This is the base case of our function.

The recursive step will need to remove an element from the input to eventually reach an empty list.

We’ll be building this tree by dividing the list in half and feeding those halves to the left and right sides of the tree.

This dividing step will eventually produce empty lists to satisfy the base case of the function.

Outside of the conditional you just wrote, declare `middle_idx`

and set it to the middle index of `my_list`

.

Then, declare `middle_value`

and set it to the value in `my_list`

located at `middle_idx`

.

Print “Middle index: “ + `middle_idx`

.

Then, print “Middle value: “ + `middle_value`

You can use `.format()`

or addition for the print the statement. **Addition will require you to use str() on the variables since they are integers!**

After the print statements, declare the variable `tree_node`

that points to a Python dictionary with a key of `"data"`

pointing to `middle_value`

.

`tree_node`

represents the tree being created **in this function call**. We want a `tree_node`

created for each element in the list, so we’ll repeat this process on the left and right *sub-trees* using the appropriate half of the input list.

Now for the recursive calls!

Set the key of `"left_child"`

in `tree_node`

to be a recursive call to `build_bst()`

with the **left half of the list not including the middle value** as an argument.

Set the key of `"right_child"`

in `tree_node`

to be a recursive call to `build_bst()`

with the **right half of the list not including the middle value** as an argument.

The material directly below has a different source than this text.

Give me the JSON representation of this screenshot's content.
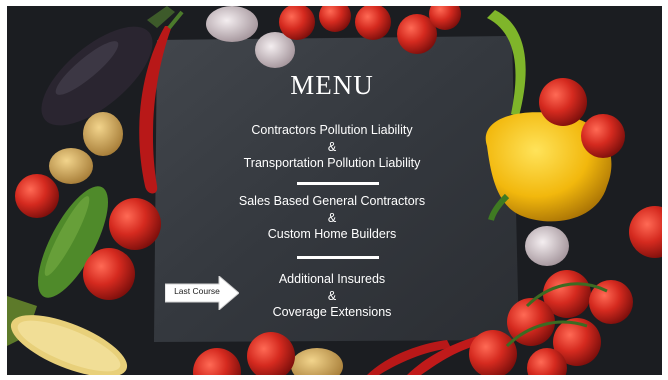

It’s very important we don’t include the `middle_value`

in the lists we’re passing as arguments, or else we’ll create duplicate nodes!

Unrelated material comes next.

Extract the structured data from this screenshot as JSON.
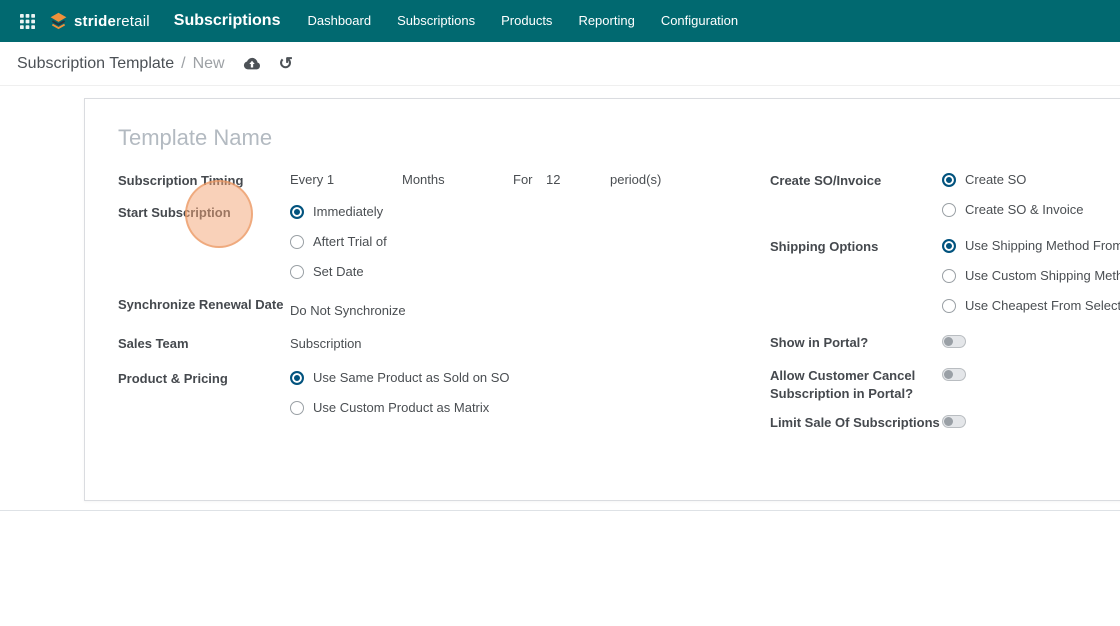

Finally, return `tree_node`

.
As the recursive calls resolve and pop off the call stack, the final return value will be the *root* or “top” `tree_node`

which contains a reference to every other `tree_node`

.

Congratulations! You’ve built up a recursive data structure with a recursive function!

This data structure can be used to find values in an efficient `O(logN)`

time.

Fill in the variable `runtime`

with the runtime of your `build_bst()`

function.

This runtime is a tricky one so don’t be afraid to use that hint!